Ron Knecht and Geoffrey Lawrence: Kirner’s state spending and taxing claims are false
A recent article by Assemblyman Randy Kirner claimed that the record spending and largest-ever tax increase adopted this year by Nevada legislators and Gov. Brian Sandoval showed “great restraint and balance” and “responsible management” and will “secure a better future for our community and our children.”
That’s all false, and the numbers he used for support are totally misleading.
His key claim is that recent state spending ranged from $607.20 per Nevadan (in 2013) to $771.20 (in 2009), adjusted for inflation (apparently using 1992 dollars). From official records compiled by previous state controllers and their professional staff, adjusted for inflation, the correct numbers are $2,057.11 and $2,359.48.
Kirner’s numbers are about one-third of actual amounts because he cherry-picks an unrepresentative part of a part of total state spending. He uses only general fund amounts supported by state tax revenues. He ignores non-general-fund spending and amounts sourced from federal and other funds but routed through state government — quite disingenuous because he has helped move spending from general to other funds.
There are two reasons his approach errs. First, Nevadans pay taxes and fees to provide those federal and other funds, and the Legislature and governor are responsible for approving that spending, too. In fact, federal monies spent by our state place an extra burden on us because Nevada gets a return on federal taxes that is much lower than most other states get.

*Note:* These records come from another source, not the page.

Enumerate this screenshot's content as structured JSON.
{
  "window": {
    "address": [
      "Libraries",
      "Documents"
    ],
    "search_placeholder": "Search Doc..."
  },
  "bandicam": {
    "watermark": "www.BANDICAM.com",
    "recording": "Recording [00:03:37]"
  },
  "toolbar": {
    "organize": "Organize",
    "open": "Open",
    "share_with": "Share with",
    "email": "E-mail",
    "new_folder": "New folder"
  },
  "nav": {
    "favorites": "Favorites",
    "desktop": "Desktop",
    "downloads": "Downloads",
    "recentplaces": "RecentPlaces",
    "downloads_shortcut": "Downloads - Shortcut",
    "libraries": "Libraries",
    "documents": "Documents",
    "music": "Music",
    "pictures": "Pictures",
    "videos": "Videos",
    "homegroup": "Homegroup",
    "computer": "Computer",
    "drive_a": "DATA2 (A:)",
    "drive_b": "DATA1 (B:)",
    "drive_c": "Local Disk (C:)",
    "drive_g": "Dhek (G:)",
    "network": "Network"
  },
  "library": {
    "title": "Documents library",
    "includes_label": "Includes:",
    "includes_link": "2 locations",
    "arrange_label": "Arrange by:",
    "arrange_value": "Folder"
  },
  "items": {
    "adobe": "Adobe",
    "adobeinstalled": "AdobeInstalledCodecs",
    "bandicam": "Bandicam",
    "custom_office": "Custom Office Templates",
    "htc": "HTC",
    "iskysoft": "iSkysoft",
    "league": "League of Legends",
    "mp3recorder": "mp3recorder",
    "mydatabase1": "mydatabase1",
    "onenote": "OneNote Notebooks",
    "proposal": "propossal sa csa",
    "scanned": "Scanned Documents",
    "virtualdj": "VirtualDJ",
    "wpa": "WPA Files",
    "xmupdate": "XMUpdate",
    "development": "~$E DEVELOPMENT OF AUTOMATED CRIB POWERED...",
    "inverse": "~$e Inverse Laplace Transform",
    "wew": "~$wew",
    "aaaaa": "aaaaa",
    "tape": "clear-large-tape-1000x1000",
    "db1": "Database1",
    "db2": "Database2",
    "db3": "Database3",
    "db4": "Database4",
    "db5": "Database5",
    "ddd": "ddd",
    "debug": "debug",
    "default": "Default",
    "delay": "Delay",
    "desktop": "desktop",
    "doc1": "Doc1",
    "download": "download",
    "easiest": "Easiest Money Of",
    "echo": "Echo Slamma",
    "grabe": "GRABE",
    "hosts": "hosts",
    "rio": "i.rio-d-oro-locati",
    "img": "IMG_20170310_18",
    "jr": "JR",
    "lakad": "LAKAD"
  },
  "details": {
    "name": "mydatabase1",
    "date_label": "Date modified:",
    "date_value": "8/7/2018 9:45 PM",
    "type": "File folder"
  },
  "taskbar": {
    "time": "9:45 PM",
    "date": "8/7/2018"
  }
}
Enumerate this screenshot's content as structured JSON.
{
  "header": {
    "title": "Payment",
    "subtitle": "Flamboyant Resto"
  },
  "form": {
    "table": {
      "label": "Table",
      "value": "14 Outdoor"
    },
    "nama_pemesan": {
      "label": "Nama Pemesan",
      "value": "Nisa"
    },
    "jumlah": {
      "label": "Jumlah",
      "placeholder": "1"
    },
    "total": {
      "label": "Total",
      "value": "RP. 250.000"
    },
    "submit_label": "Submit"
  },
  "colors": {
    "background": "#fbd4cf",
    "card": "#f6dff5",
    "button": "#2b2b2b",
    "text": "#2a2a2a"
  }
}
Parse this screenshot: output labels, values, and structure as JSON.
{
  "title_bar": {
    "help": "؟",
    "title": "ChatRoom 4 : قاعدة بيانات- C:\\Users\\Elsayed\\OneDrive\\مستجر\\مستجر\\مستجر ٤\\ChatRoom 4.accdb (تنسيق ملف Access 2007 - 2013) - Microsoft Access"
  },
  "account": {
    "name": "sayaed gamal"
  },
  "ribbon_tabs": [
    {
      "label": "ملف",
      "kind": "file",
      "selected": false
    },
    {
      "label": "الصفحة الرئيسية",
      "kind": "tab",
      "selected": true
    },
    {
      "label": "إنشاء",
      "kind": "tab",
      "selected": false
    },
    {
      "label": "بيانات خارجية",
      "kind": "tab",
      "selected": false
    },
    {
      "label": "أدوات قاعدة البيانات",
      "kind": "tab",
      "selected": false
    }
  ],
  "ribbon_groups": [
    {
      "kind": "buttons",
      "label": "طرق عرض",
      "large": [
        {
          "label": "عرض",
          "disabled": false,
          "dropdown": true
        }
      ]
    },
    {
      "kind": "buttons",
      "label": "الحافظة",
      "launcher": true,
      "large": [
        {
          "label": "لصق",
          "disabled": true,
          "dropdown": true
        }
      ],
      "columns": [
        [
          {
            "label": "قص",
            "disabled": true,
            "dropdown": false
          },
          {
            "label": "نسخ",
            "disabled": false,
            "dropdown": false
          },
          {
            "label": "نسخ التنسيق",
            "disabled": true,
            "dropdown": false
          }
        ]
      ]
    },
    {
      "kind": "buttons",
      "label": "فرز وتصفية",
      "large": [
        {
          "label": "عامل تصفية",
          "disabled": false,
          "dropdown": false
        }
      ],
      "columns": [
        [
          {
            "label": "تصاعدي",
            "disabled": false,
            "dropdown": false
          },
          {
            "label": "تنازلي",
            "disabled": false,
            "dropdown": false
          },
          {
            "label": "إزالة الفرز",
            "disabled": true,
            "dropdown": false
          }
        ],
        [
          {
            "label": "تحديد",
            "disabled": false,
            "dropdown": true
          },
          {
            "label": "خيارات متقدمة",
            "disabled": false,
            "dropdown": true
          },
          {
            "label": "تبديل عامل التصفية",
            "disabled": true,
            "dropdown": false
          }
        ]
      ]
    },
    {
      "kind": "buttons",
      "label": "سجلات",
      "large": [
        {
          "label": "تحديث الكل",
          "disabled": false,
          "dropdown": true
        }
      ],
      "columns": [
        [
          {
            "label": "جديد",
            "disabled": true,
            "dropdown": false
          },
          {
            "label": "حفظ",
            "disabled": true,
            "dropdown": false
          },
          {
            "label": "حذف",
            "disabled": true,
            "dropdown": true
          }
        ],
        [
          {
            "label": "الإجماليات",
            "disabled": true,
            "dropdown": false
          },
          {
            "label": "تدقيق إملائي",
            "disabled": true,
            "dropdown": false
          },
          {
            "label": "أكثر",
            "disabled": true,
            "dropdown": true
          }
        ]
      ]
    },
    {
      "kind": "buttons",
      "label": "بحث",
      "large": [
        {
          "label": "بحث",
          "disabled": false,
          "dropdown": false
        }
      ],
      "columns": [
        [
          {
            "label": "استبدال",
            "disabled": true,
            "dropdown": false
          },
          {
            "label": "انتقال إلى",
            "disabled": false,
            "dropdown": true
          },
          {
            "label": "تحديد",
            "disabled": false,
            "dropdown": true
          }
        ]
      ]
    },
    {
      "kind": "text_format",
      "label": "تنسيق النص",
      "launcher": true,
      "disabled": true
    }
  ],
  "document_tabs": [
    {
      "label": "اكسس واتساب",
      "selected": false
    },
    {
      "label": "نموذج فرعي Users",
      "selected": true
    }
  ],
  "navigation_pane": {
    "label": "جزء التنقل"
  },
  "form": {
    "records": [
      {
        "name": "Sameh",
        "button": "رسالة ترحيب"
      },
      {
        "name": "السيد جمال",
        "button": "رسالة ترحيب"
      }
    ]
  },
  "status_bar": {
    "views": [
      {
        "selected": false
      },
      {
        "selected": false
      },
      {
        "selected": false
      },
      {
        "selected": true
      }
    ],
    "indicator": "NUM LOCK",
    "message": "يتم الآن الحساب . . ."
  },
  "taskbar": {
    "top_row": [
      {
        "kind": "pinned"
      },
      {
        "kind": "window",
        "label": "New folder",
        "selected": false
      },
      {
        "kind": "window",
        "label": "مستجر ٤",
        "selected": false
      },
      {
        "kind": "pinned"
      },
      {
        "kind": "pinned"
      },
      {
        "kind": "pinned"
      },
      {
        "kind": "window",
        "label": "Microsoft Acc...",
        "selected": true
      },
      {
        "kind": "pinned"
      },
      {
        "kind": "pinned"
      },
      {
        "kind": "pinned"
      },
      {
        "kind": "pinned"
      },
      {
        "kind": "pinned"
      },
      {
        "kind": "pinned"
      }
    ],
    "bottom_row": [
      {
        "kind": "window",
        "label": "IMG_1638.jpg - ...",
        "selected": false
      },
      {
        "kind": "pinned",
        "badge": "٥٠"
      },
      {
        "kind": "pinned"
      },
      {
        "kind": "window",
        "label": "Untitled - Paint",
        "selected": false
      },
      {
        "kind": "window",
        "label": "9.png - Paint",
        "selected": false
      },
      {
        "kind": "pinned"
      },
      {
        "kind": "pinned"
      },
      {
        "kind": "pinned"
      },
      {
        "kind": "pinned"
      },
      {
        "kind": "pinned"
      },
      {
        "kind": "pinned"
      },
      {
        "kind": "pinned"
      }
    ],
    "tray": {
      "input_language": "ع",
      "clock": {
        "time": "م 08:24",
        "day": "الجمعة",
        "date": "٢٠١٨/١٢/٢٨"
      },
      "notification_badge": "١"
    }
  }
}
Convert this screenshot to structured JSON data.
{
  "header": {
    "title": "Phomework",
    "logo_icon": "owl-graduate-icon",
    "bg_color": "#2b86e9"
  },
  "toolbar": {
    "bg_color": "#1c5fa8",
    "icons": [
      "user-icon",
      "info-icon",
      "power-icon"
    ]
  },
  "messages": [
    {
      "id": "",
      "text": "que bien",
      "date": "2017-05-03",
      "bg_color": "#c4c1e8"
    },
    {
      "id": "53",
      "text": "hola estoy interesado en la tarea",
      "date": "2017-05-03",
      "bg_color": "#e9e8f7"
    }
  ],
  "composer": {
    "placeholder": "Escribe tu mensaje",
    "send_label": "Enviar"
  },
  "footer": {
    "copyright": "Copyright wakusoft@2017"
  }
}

Second, substantial empirical research shows that the numbers that determine the impact of government on economic growth and the public interest are total government spending amounts, not only those from particular accounts or sources. Research cited in our Controller’s Monthly Report #1 (at controller.nv.gov) shows that total public-sector spending, including state and local levels, has been too big a fraction of our economy for over 55 years.
This continued metastasis of government has slowed economic growth significantly over the last half century, directly damaging the public interest and producing an ever grimmer (not better) future for our communities and children. And Nevada politicians and special interests have played a substantial role in this uncaring destruction, especially those who supported this year’s taxing and spending blowout.
What are the true facts? First, state spending’s already excessive burden on our lives and wellbeing has increased 10 percent faster in the last decade than the incomes of Nevada families and businesses. (Due to changes in reporting categories, there is no pre-2004 total spending data comparable to figures since then; otherwise, we would use it. Hence, meaningful comparisons to earlier years such as 1992 are not possible.)
Contrary to many false claims about K12 education and health and human services spending, their funding has increased the most: 23 percent and 37 percent, respectively.
Another misleading Kirner claim is that the number of state employees shows that Nevada government is small. In fact, Nevada’s total state and local tax burden — that’s what matters, not head counts — has risen to the midpoint: 25th or 26th in the U.S., depending on how measured. Because local governments are subsidiaries of the state and governed by it, legislators and governors bear significant responsibility for local spending too — especially the excesses caused by state laws allowing public-employee unions to drive local spending ever higher.
Kirner makes a big deal about the extent of his participation in the legislative process, as if hearing every detail of the budget means that politicians make the right decisions. Legislators can’t really know the value of each spending proposal when they hear almost exclusively from proponents, most of them paid for by our tax dollars to advocate for their interest, not for voters, taxpayers and the public interest. They certainly can’t determine its net social value unless they get equally extensive testimony in the same hearings on the damage done by the taxes needed to fund each item — and they never do that.
Above all, they can’t make the right decisions if they substitute laboring over program details for focusing on the premier fact that government is already so big — even while still growing — that it has slowed economic growth to a long-term crawl and thus damaged our communities and children’s futures. If they really cared, they’d address and fix that first.
Ron Knecht is Nevada State Controller; Geoffrey Lawrence is Assistant Controller.